* _Provided data_:
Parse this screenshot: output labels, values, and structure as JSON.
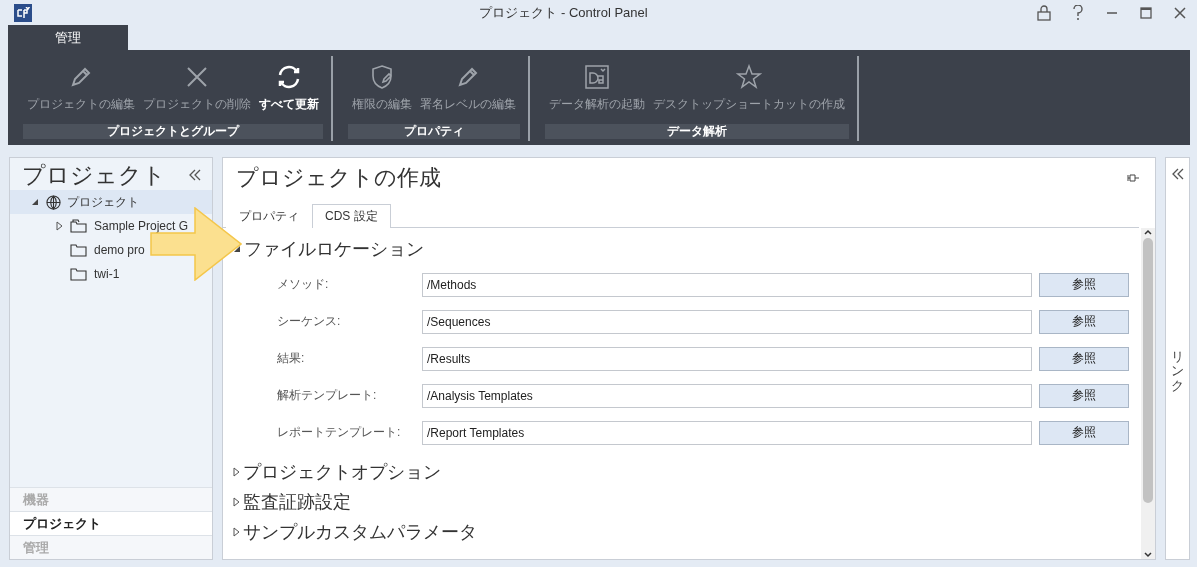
{
  "window": {
    "title": "プロジェクト - Control Panel"
  },
  "ribbon_tabs": [
    {
      "label": "管理",
      "selected": true
    }
  ],
  "ribbon_groups": [
    {
      "label": "プロジェクトとグループ",
      "buttons": [
        {
          "label": "プロジェクトの編集",
          "disabled": true
        },
        {
          "label": "プロジェクトの削除",
          "disabled": true
        },
        {
          "label": "すべて更新",
          "disabled": false
        }
      ]
    },
    {
      "label": "プロパティ",
      "buttons": [
        {
          "label": "権限の編集",
          "disabled": true
        },
        {
          "label": "署名レベルの編集",
          "disabled": true
        }
      ]
    },
    {
      "label": "データ解析",
      "buttons": [
        {
          "label": "データ解析の起動",
          "disabled": true
        },
        {
          "label": "デスクトップショートカットの作成",
          "disabled": true
        }
      ]
    }
  ],
  "sidebar": {
    "title": "プロジェクト",
    "tree": [
      {
        "label": "プロジェクト",
        "expanded": true,
        "selected": true,
        "children": [
          {
            "label": "Sample Project G",
            "expanded": false,
            "selected": false
          },
          {
            "label": "demo pro",
            "selected": false
          },
          {
            "label": "twi-1",
            "selected": false
          }
        ]
      }
    ],
    "nav": [
      {
        "label": "機器",
        "selected": false
      },
      {
        "label": "プロジェクト",
        "selected": true
      },
      {
        "label": "管理",
        "selected": false
      }
    ]
  },
  "content": {
    "title": "プロジェクトの作成",
    "tabs": [
      {
        "label": "プロパティ",
        "selected": false
      },
      {
        "label": "CDS 設定",
        "selected": true
      }
    ],
    "sections": [
      {
        "title": "ファイルロケーション",
        "expanded": true,
        "fields": [
          {
            "label": "メソッド:",
            "value": "/Methods",
            "button": "参照"
          },
          {
            "label": "シーケンス:",
            "value": "/Sequences",
            "button": "参照"
          },
          {
            "label": "結果:",
            "value": "/Results",
            "button": "参照"
          },
          {
            "label": "解析テンプレート:",
            "value": "/Analysis Templates",
            "button": "参照"
          },
          {
            "label": "レポートテンプレート:",
            "value": "/Report Templates",
            "button": "参照"
          }
        ]
      },
      {
        "title": "プロジェクトオプション",
        "expanded": false
      },
      {
        "title": "監査証跡設定",
        "expanded": false
      },
      {
        "title": "サンプルカスタムパラメータ",
        "expanded": false
      }
    ]
  },
  "right_panel": {
    "label": "リンク"
  }
}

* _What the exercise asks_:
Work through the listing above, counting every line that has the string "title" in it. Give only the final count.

* _Expected output_:
7